A binding UN treaty alone can ensure that transnational corporations like UCC/Dow pay the price for industrial disasters.
Liability for industrial disasters such as the 1984 Bhopal gas tragedy must be pinned on transnational corporations. New efforts for an enforceable treaty which are underway alone can ensure that business enterprises are subservient to both peoples’ will and legislative will. It can ensure the primacy of human rights and public interest over private economic interests.
The open-ended intergovernmental working group (OEIGWG) has had seven sessions so far. Ahead of the seventh session, the Permanent Mission of Ecuador, on behalf of the Chairmanship of the OEIGWG, released a third revised draft legally binding instrument to regulate the activities of transnational corporations and other business enterprises. The third revised draft served as the basis for State-led negotiations during the seventh session, which took place from 25 to 29 October 2021.
Thirty seven years after the Bhopal gas tragedy of 1984, the victims and the adversely affected ecosystems await relief and remediation. Lessons from such industrial disasters create a compelling logic for an internationally binding treaty for transnational corporations (TNCs) and human rights. To this end, a UN resolution of 2014 created the UN open-ended intergovernmental working group and tasked it to prepare the text of such a treaty. Given the fact that corporations are admittedly not meant to be “democratic public interest institutions”, such negotiations on an enforceable treaty is of great significance.
Prior to the current efforts initiated by Ecuador and supported by India, China, South Africa and others, to provide a legal remedy to wrongs committed by business enterprises, the UN Sub-Commission on the Promotion and Protection of Human Rights had approved the ‘UN norms on the responsibilities of transnational corporations and other business enterprises with regard to human rights’.
These norms emerged as a step towards ensuring corporate accountability in August 2003. But the report of the special representative of the UN Secretary-General on business and human rights undermined these proposed mandatory norms under the influence of International Chamber of Commerce and the International Organization of Employers.
It chose to promote the Guiding Principles on Business and Human Rights in July 2011 as part of advocacy for the status quo of voluntary regulation by the companies while admitting that “while corporations may be considered organs of society, they are specialised economic organs, not democratic public interest institutions.”

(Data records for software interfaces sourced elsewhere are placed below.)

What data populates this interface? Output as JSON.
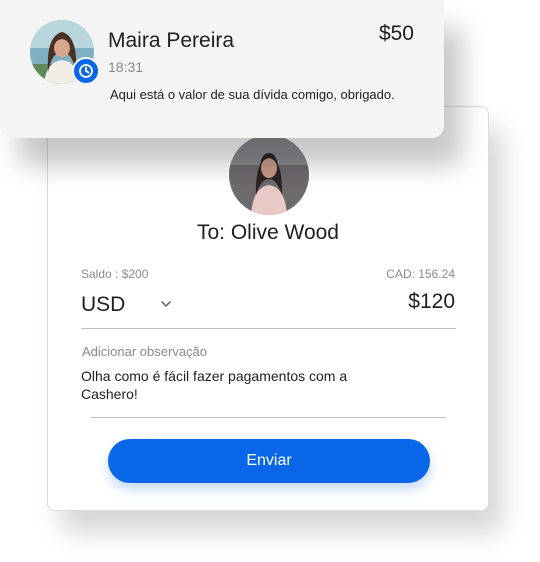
{
  "notification": {
    "sender_name": "Maira Pereira",
    "time": "18:31",
    "amount": "$50",
    "message": "Aqui está o valor de sua dívida comigo, obrigado.",
    "badge_icon": "clock-icon"
  },
  "payment": {
    "recipient": "To: Olive Wood",
    "balance": "Saldo : $200",
    "converted": "CAD: 156.24",
    "currency": "USD",
    "amount": "$120",
    "note_label": "Adicionar observação",
    "note_text": "Olha como é fácil fazer pagamentos com a Cashero!",
    "send_label": "Enviar"
  },
  "colors": {
    "accent": "#0a66e8",
    "text": "#1f1f1f",
    "muted": "#8a8a8a",
    "notification_bg": "#f4f4f4"
  }
}
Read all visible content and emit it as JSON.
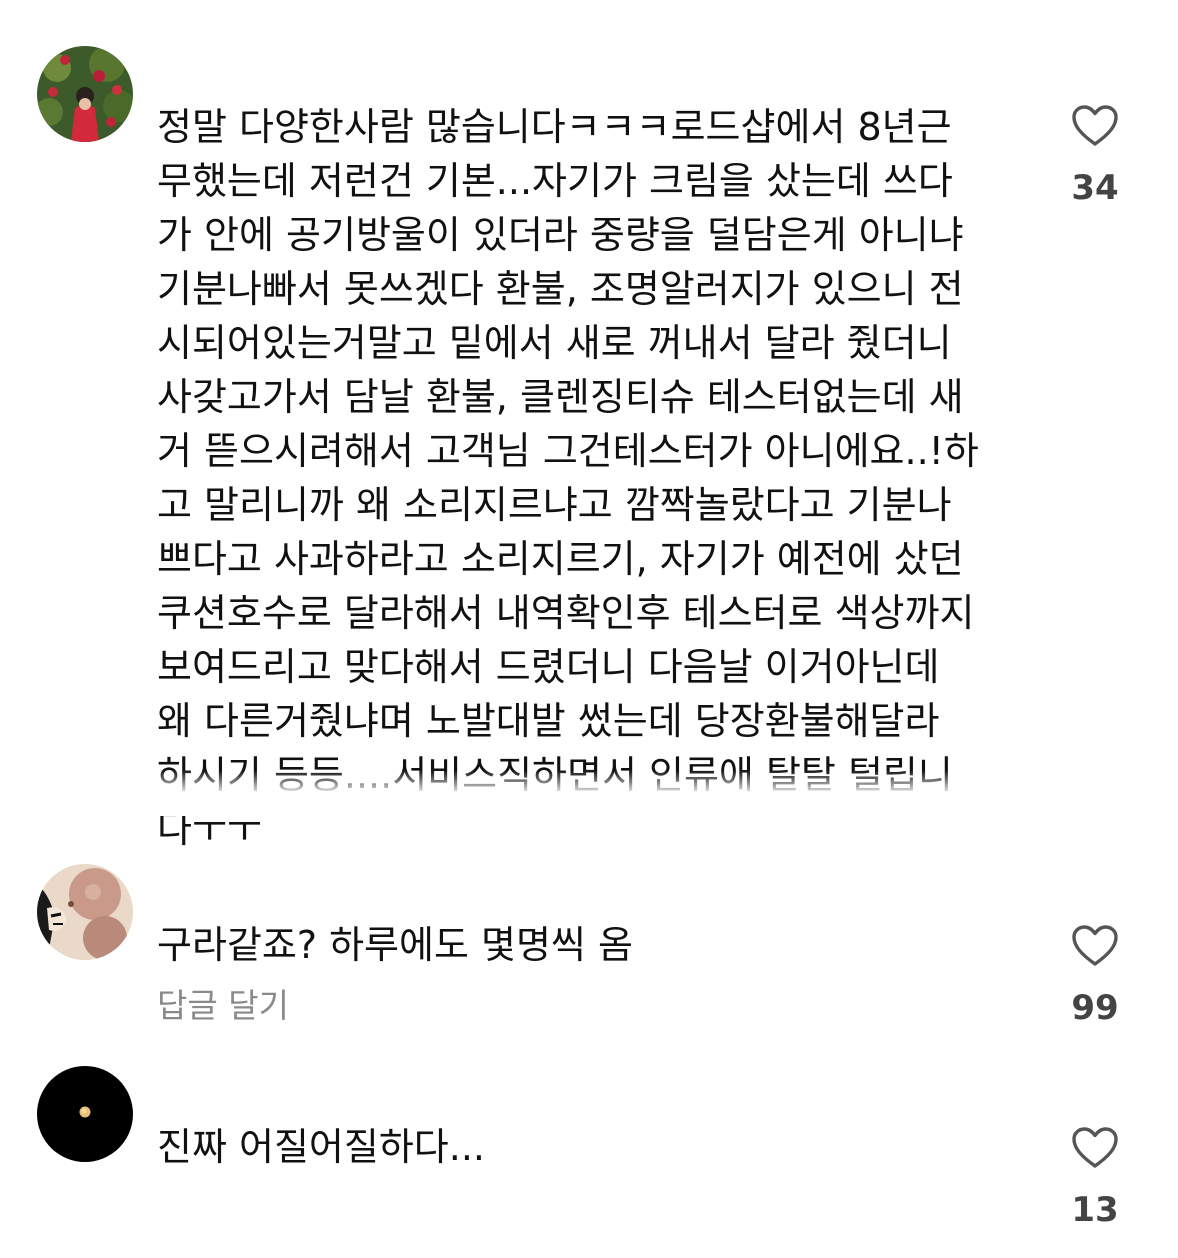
{
  "comments": [
    {
      "lines": [
        "정말 다양한사람 많습니다ㅋㅋㅋ로드샵에서 8년근",
        "무했는데 저런건 기본...자기가 크림을 샀는데 쓰다",
        "가 안에 공기방울이 있더라 중량을 덜담은게 아니냐",
        "기분나빠서 못쓰겠다 환불, 조명알러지가 있으니 전",
        "시되어있는거말고 밑에서 새로 꺼내서 달라 줬더니",
        "사갖고가서 담날 환불, 클렌징티슈 테스터없는데 새",
        "거 뜯으시려해서 고객님 그건테스터가 아니에요..!하",
        "고 말리니까 왜 소리지르냐고 깜짝놀랐다고 기분나",
        "쁘다고 사과하라고 소리지르기, 자기가 예전에 샀던",
        "쿠션호수로 달라해서 내역확인후 테스터로 색상까지",
        "보여드리고 맞다해서 드렸더니 다음날 이거아닌데",
        "왜 다른거줬냐며 노발대발 썼는데 당장환불해달라",
        "하시기 등등....서비스직하면서 인류애 탈탈 털립니",
        "다ㅜㅜ"
      ],
      "likes": "34",
      "icon": "heart-outline-icon"
    },
    {
      "lines": [
        "구라같죠? 하루에도 몇명씩 옴"
      ],
      "reply_label": "답글 달기",
      "likes": "99",
      "icon": "heart-outline-icon"
    },
    {
      "lines": [
        "진짜 어질어질하다..."
      ],
      "likes": "13",
      "icon": "heart-outline-icon"
    }
  ],
  "colors": {
    "text": "#111111",
    "secondary": "#8a8a8a",
    "count": "#444444",
    "heart_stroke": "#555555"
  }
}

The tremendous influence of US-based Union Carbide Corporation (UCC) became visible when I posed a question to the chief minister of Madhya Pradesh. I asked him about the disposal of the 336 tonnes of hazardous waste lying in the UCC factory, its liability and the disclosure of the report of the judicial inquiry commission on the 1984 Bhopal disaster. The Chief Minister chose to maintain a studied silence about all these questions. Significantly, although the Justice SL Kochar led commission submitted its report to the state government in February 2015; it has not been made public as yet.
In such a backdrop, it was remarkable that the foreign ministry under Sushma Swaraj changed India’s position with regard to a mandatory UN treaty. In its essence, the proposed treaty is an outcome of some 45 years of effort underlining that self-regulation by TNCs is not enough at all.
In order to inspire confidence, the new efforts for an enforceable treaty must ensure that business enterprises are subservient to both peoples’ will and legislative will. It should ensure the primacy of human rights and public interest over private economic interests. It should reaffirm the hierarchical superiority of human rights norms over trade and investment treaties and develop specific state obligations in this regard.
The author is a law and public policy researcher